## [What you have to do]
If a line in the records below holds the string "документе", count it, and state only the final count.

═══ Information given

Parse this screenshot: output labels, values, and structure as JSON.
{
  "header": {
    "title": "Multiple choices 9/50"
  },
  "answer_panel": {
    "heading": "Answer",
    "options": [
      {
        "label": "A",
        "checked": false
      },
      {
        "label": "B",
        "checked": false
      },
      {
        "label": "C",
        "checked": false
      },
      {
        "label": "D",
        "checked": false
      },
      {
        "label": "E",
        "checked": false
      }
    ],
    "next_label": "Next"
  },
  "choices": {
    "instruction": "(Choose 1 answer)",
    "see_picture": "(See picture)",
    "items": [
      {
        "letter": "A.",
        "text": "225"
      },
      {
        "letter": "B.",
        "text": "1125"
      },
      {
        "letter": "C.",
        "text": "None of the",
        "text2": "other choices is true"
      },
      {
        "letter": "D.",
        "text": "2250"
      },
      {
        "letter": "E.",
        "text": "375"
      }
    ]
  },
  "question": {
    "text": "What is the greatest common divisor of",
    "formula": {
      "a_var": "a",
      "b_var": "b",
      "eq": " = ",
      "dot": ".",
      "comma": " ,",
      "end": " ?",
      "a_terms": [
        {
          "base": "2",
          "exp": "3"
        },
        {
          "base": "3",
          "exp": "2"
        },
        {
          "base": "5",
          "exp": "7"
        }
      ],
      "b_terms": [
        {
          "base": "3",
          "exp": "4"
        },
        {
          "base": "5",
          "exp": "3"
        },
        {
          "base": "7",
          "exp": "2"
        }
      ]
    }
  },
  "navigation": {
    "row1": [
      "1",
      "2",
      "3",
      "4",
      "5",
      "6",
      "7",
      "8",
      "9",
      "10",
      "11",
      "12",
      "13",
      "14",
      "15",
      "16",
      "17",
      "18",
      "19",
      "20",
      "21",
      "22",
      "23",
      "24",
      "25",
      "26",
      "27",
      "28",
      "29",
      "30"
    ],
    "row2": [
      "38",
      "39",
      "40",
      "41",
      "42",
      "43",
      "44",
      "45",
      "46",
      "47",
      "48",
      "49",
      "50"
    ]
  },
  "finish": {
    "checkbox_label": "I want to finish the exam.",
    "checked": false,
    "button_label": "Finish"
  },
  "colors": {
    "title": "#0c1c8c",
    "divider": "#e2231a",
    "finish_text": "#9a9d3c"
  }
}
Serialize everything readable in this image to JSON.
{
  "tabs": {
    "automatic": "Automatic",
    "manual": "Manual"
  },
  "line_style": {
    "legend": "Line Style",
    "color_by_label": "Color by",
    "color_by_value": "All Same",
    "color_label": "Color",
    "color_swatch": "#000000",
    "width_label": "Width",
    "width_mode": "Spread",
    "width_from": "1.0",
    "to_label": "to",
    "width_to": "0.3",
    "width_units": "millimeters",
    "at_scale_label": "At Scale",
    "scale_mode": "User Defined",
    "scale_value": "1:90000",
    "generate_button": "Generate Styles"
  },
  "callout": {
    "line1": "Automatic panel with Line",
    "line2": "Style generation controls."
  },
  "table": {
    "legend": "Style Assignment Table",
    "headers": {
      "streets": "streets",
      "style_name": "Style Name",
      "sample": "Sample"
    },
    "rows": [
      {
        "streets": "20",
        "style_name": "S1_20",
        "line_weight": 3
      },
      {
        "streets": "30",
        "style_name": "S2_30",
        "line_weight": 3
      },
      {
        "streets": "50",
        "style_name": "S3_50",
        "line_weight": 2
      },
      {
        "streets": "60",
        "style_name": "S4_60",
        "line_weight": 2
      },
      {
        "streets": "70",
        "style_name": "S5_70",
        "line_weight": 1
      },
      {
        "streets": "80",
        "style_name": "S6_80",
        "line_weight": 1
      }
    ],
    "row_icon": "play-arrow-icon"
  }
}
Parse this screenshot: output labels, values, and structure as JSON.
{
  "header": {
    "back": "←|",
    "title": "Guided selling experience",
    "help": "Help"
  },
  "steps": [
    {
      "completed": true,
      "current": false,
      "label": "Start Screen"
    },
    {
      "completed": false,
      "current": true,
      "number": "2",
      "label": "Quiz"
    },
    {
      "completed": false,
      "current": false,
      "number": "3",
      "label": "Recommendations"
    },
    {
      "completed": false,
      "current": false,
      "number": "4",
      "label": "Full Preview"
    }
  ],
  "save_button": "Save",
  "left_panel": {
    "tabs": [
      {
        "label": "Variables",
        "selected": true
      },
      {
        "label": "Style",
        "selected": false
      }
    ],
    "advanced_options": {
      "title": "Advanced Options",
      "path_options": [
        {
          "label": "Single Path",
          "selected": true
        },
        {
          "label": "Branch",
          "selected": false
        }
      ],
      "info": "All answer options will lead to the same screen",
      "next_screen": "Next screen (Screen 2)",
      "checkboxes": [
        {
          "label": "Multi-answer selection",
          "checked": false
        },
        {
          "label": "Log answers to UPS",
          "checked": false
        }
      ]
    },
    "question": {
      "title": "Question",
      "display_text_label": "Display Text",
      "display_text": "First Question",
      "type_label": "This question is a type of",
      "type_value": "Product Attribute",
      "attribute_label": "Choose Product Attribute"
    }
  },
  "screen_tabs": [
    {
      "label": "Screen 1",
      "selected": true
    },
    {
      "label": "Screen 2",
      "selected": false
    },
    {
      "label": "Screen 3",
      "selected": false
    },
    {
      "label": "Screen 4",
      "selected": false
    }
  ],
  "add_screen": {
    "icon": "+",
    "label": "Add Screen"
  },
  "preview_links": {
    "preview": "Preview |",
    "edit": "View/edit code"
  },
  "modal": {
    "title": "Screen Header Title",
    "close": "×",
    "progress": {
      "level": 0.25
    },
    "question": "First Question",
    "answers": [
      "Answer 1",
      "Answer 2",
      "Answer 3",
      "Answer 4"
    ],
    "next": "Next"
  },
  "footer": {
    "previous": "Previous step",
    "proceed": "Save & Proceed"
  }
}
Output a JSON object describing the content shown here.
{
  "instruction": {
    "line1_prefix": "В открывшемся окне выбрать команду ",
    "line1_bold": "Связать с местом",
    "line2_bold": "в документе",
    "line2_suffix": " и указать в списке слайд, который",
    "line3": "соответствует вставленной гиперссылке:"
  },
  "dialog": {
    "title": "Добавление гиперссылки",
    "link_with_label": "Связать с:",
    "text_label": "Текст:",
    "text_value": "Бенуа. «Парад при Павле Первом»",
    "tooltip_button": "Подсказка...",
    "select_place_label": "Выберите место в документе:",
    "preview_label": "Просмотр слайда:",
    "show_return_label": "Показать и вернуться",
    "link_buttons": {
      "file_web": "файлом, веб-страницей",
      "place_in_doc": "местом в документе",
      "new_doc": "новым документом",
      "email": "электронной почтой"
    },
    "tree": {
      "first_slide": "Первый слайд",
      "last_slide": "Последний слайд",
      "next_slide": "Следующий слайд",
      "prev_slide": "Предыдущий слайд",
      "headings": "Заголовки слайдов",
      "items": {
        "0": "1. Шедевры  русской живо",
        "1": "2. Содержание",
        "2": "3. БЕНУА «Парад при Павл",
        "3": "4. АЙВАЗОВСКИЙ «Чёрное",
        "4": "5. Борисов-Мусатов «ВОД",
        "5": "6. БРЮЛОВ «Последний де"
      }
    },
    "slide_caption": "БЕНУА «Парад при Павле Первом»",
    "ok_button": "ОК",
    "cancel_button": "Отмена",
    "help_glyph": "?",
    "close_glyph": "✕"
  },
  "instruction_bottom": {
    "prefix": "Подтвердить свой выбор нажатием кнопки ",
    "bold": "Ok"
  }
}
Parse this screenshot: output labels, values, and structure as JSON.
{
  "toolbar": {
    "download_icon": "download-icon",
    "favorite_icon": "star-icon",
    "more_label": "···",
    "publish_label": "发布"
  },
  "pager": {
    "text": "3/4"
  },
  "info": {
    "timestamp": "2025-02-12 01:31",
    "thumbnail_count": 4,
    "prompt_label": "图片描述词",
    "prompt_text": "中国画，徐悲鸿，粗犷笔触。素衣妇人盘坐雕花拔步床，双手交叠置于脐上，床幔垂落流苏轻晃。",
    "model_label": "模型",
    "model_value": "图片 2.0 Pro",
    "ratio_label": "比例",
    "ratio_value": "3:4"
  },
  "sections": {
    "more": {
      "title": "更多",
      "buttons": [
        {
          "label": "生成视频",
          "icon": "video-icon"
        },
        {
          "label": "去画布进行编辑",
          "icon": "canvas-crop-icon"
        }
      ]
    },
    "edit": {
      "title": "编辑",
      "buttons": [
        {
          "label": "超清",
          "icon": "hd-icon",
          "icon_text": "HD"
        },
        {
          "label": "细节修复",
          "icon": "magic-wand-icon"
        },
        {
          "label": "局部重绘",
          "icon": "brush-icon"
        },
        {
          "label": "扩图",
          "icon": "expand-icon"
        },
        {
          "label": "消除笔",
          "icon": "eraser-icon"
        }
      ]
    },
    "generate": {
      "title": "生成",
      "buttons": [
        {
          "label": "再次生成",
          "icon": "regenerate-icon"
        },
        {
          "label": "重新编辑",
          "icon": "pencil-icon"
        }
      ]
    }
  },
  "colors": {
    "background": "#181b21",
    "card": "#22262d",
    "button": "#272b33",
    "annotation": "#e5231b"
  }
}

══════

## [Answer to the exercise]
3